> EXERCISE OBJECTIVE
Copy the lines below exactly, starting at the line that contains "Decode this image" and stopping after the last line, and include no other lines.

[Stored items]
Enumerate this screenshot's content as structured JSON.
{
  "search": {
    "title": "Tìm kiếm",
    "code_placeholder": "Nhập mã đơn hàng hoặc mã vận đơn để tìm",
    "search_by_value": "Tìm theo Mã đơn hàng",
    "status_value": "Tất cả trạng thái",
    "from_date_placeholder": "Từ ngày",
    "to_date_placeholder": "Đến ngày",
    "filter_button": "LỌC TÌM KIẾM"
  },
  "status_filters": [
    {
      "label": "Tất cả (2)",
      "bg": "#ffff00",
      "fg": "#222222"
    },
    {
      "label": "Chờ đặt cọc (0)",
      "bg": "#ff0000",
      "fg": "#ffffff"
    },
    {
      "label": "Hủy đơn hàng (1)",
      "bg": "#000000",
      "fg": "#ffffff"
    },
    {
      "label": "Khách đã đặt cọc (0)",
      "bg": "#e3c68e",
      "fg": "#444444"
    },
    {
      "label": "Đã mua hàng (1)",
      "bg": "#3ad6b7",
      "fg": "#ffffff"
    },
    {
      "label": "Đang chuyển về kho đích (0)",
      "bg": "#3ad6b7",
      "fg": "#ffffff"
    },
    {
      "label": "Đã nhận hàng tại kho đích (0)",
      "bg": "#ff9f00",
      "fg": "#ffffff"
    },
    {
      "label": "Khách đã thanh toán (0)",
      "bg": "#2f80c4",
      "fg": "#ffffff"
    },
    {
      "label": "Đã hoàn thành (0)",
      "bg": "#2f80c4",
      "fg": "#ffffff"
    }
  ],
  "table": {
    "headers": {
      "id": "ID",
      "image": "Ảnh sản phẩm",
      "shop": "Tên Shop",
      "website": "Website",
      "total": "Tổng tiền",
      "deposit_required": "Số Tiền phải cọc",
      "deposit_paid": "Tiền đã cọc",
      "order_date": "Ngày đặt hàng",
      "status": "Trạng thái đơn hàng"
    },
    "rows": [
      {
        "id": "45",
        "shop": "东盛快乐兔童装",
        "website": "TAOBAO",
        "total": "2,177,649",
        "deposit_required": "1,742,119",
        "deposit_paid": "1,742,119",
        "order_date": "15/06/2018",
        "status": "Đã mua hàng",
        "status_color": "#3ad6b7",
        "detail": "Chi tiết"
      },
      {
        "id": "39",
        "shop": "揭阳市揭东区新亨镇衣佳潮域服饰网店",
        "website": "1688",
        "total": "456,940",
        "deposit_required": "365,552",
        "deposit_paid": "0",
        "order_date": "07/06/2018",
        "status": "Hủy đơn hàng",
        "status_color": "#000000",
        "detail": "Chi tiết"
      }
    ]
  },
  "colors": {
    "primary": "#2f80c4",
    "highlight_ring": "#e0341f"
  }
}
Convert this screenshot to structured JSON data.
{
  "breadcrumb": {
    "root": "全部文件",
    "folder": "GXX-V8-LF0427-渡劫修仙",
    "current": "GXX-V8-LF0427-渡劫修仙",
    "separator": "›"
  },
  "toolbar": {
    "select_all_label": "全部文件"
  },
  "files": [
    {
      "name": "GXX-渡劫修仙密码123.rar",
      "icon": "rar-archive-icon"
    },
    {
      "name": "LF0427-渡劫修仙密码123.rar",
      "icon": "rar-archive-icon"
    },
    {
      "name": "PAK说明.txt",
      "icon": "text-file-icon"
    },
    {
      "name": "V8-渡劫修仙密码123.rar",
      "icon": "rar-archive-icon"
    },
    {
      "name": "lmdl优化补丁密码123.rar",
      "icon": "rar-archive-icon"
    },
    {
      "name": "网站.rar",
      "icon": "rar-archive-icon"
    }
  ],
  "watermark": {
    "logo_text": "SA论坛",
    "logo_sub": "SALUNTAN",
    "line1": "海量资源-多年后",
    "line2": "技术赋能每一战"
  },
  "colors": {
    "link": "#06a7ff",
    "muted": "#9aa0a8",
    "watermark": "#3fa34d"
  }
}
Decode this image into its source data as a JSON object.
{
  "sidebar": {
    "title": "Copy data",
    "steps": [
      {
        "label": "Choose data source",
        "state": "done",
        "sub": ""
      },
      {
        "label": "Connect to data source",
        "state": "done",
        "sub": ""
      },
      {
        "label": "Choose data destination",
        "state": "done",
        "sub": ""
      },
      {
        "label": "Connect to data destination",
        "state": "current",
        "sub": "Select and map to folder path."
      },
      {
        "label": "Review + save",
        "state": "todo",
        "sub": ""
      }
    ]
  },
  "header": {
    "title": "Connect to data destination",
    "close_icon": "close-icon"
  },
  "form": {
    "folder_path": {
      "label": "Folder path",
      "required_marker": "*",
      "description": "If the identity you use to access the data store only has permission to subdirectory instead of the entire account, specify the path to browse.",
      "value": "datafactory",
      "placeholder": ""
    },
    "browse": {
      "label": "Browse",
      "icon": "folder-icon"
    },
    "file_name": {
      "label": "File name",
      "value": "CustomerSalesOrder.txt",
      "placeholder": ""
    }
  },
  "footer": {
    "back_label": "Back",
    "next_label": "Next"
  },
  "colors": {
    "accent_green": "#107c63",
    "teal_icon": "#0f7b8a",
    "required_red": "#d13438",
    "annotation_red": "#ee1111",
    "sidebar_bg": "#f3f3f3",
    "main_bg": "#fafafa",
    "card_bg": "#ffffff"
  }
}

> THE COMPLETED TASK
Decode this image into its source data as a JSON object.
{
  "sidebar": {
    "title": "Copy data",
    "steps": [
      {
        "label": "Choose data source",
        "state": "done",
        "sub": ""
      },
      {
        "label": "Connect to data source",
        "state": "done",
        "sub": ""
      },
      {
        "label": "Choose data destination",
        "state": "done",
        "sub": ""
      },
      {
        "label": "Connect to data destination",
        "state": "current",
        "sub": "Select and map to folder path."
      },
      {
        "label": "Review + save",
        "state": "todo",
        "sub": ""
      }
    ]
  },
  "header": {
    "title": "Connect to data destination",
    "close_icon": "close-icon"
  },
  "form": {
    "folder_path": {
      "label": "Folder path",
      "required_marker": "*",
      "description": "If the identity you use to access the data store only has permission to subdirectory instead of the entire account, specify the path to browse.",
      "value": "datafactory",
      "placeholder": ""
    },
    "browse": {
      "label": "Browse",
      "icon": "folder-icon"
    },
    "file_name": {
      "label": "File name",
      "value": "CustomerSalesOrder.txt",
      "placeholder": ""
    }
  },
  "footer": {
    "back_label": "Back",
    "next_label": "Next"
  },
  "colors": {
    "accent_green": "#107c63",
    "teal_icon": "#0f7b8a",
    "required_red": "#d13438",
    "annotation_red": "#ee1111",
    "sidebar_bg": "#f3f3f3",
    "main_bg": "#fafafa",
    "card_bg": "#ffffff"
  }
}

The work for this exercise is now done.